The patient's appetite is always a dangerous guide to follow in this disease. After four or five weeks of an exclusive milk or milk and broth diet, when the temperature subsides, and often before it has become normal, he becomes ravenous. Like a long-starved man, he thinks of nothing but food, and demands something new to eat every day. A hospital ward containing a dozen convalescing typhoid-fever patients is difficult to manage, as a bread riot is constantly menaced. Ill-advised but sympathetic friends attempt to smuggle in all manner of forbidden fruits, and the patient just arrived at the hungry state is tempted to steal solid food from his more advanced neighbour.
In the milder cases it is undoubtedly both safe and wise to allow a strengthening diet at an early date, and it will greatly prolong convalescence to forbid it. Light farinaceous diet - tapioca, rice, vermicelli, cream-toast, a cracker soaked in cream, etc. - may be given with impunity in cases which have run a mild course as soon as the temperature remains normal.

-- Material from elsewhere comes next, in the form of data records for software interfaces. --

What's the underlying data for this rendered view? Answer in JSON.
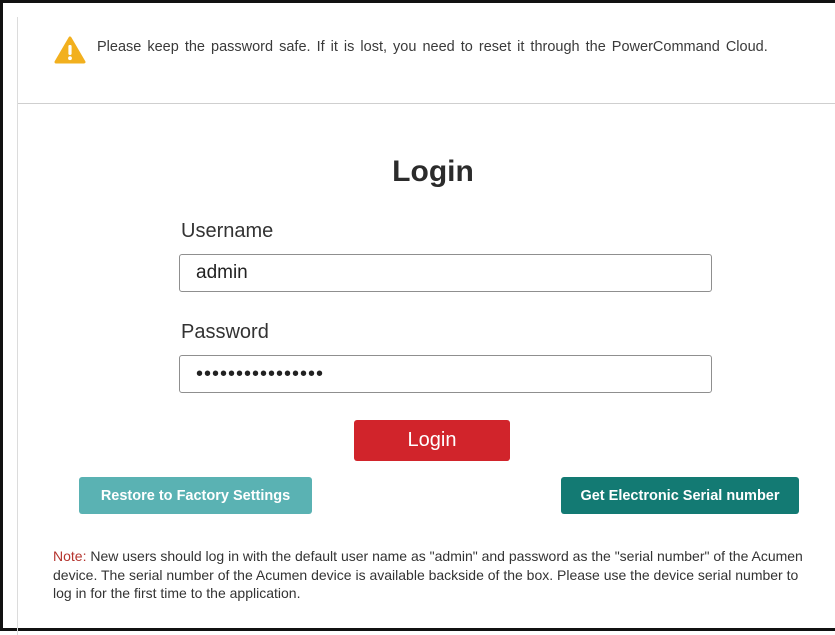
{
  "warning": {
    "icon": "warning-triangle-icon",
    "icon_color": "#f2b01e",
    "text": "Please keep the password safe. If it is lost, you need to reset it through the PowerCommand Cloud."
  },
  "login": {
    "title": "Login",
    "username_label": "Username",
    "username_value": "admin",
    "password_label": "Password",
    "password_value": "••••••••••••••••",
    "submit_label": "Login"
  },
  "actions": {
    "restore_label": "Restore to Factory Settings",
    "serial_label": "Get Electronic Serial number"
  },
  "note": {
    "label": "Note:",
    "text": " New users should log in with the default user name as \"admin\" and password as the \"serial number\" of the Acumen device. The serial number of the Acumen device is available backside of the box. Please use the device serial number to log in for the first time to the application."
  },
  "colors": {
    "login_button": "#d1242b",
    "restore_button": "#5ab2b3",
    "serial_button": "#137a73",
    "note_label": "#b5342e"
  }
}
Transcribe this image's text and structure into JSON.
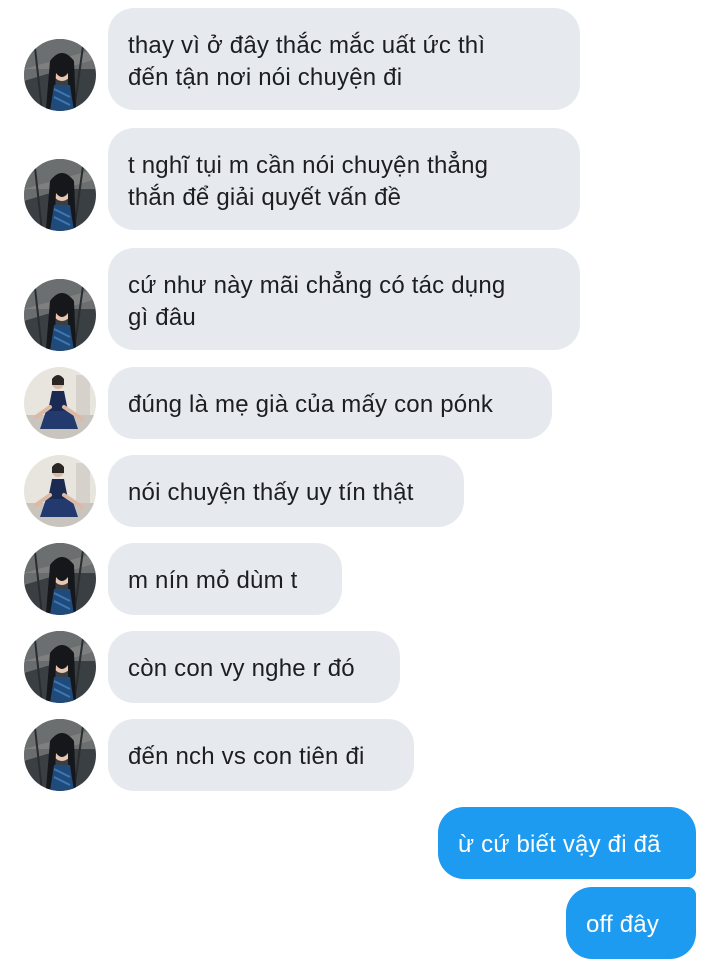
{
  "conversation": {
    "messages": [
      {
        "sender": "contact-a",
        "text": "thay vì ở đây thắc mắc uất ức thì\nđến tận nơi nói chuyện đi"
      },
      {
        "sender": "contact-a",
        "text": "t nghĩ tụi m cần nói chuyện thẳng\nthắn để giải quyết vấn đề"
      },
      {
        "sender": "contact-a",
        "text": "cứ như này mãi chẳng có tác dụng\ngì đâu"
      },
      {
        "sender": "contact-b",
        "text": "đúng là mẹ già của mấy con pónk"
      },
      {
        "sender": "contact-b",
        "text": "nói chuyện thấy uy tín thật"
      },
      {
        "sender": "contact-a",
        "text": "m nín mỏ dùm t"
      },
      {
        "sender": "contact-a",
        "text": "còn con vy nghe r đó"
      },
      {
        "sender": "contact-a",
        "text": "đến nch vs con tiên đi"
      },
      {
        "sender": "me",
        "text": "ừ cứ biết vậy đi đã"
      },
      {
        "sender": "me",
        "text": "off đây"
      }
    ]
  },
  "colors": {
    "incoming_bubble": "#e6eaee",
    "outgoing_bubble": "#1d9bf0",
    "incoming_text": "#1c1e21",
    "outgoing_text": "#ffffff"
  },
  "icons": {
    "avatar_a": "profile-photo-dark-hair-avatar",
    "avatar_b": "profile-photo-seated-woman-avatar"
  }
}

Meat broths may be thickened with rice, sago, or vermicelli. In a day or two more the soft part of oysters or a chop are permissible. In cases which have presented no serious complications, if there is good stomach digestion there is no need of prolonging a fluid diet for fear of intestinal injury.

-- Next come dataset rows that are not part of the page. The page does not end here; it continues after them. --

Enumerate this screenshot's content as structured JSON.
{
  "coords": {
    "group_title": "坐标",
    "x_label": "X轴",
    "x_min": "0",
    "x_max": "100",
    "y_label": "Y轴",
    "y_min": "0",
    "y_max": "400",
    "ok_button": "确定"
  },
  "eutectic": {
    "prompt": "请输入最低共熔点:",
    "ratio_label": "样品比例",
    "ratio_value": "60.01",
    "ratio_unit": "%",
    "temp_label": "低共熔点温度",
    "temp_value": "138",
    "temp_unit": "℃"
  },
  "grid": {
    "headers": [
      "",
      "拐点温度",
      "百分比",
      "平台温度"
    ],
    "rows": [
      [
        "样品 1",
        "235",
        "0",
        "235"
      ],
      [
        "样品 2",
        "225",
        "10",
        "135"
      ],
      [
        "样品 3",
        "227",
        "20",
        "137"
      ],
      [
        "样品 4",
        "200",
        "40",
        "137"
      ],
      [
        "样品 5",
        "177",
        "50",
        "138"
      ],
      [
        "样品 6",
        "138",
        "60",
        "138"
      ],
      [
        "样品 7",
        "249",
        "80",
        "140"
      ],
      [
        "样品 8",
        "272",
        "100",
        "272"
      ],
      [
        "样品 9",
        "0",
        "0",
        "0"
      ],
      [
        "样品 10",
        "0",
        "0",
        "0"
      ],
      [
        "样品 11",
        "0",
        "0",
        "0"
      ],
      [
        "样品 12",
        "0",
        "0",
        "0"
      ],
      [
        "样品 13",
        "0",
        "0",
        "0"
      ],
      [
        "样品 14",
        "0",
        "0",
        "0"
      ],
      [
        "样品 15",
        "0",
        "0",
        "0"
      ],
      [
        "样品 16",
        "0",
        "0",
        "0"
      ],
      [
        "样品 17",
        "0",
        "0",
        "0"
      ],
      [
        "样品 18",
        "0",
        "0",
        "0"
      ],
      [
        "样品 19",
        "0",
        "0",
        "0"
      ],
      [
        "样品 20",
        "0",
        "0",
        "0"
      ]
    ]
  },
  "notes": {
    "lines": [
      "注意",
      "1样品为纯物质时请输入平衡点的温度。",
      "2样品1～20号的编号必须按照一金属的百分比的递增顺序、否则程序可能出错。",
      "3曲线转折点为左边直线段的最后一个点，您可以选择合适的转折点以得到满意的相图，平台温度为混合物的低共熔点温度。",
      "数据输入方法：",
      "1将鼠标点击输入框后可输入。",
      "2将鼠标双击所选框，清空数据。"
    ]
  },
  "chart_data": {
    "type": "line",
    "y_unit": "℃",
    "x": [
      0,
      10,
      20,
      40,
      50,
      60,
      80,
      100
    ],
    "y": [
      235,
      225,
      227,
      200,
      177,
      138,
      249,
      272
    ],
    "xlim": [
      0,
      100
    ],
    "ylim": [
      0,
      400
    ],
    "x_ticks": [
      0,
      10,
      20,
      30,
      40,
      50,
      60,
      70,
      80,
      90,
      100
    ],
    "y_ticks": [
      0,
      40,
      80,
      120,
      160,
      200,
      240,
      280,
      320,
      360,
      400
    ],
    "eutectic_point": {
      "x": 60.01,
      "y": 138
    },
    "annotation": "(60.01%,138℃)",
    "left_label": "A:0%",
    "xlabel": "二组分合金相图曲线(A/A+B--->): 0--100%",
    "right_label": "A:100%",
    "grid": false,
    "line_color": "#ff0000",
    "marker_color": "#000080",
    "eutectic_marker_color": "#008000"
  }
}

The following is a list of foods suitable for the different days of convalescence, commencing a day or two after disappearance of all fever. Milk should still be given until gradually wholly replaced by solid food.

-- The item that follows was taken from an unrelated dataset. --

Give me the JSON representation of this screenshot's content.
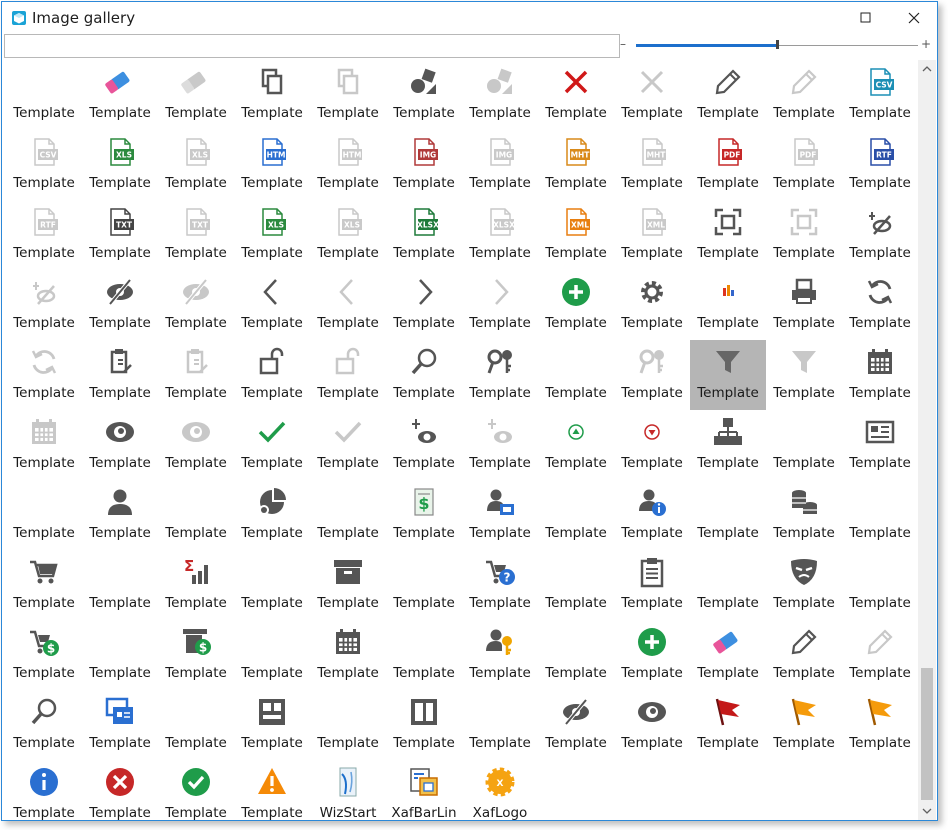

Chicken broth thickened with thoroughly boiled rice. Milk toast or cream toast once only during the day. Beef juice.
Junket, mutton broth, and bread crumbs. Cocoa. Milk toast. A piece of tender steak may be chewed but not swallowed. One of the prepared farinaceous foods, such as Mellin's or Horlick's, may be given with a cup of hot milk.
The soft part of three or four oysters. Meat broth thickened with a beaten egg. Cream toast. Rice pudding or blancmange and whipped cream, or Bavarian cream.
Scraped-beef sandwich. A tender sweetbread. Bread and milk. A poached egg. Wine jelly or calfs-foot jelly. Macaroni.
Mush or crackers and milk, scrambled eggs, chicken jelly. Bread and butter. The soft parts of raw oysters.
A small piece of tenderloin steak or a little breast of broiled chicken. Bread and butter. Boiled rice. Wine jelly. Sponge cake and whipped cream.
A slice of tender rare roast beef, a thoroughly baked mealy potato served with butter or mashed with cream. Other foods as before.
A little broiled fresh fish for breakfast. Beefsteak at dinner. Rice, macaroni, eggs. Sago, rice, or milk pudding. A baked apple.
Mush and milk. A squab or breast of partridge or roast chicken. Other foods as before. Ice cream.
For the next four or five days the patient may select articles from the menu of the previous day, so that three good meals a day are taken, besides three or four glasses of milk between meals.
It is often desirable to give a little alcoholic stimulant, especially if there is much difference in the frequency of the pulse between lying and sitting or standing", or if the pulse rate is very slow, say 56, as it sometimes is. A glass of sherry or of good sound Burgundy or a tumbler of ale may be drunk, but with meals only.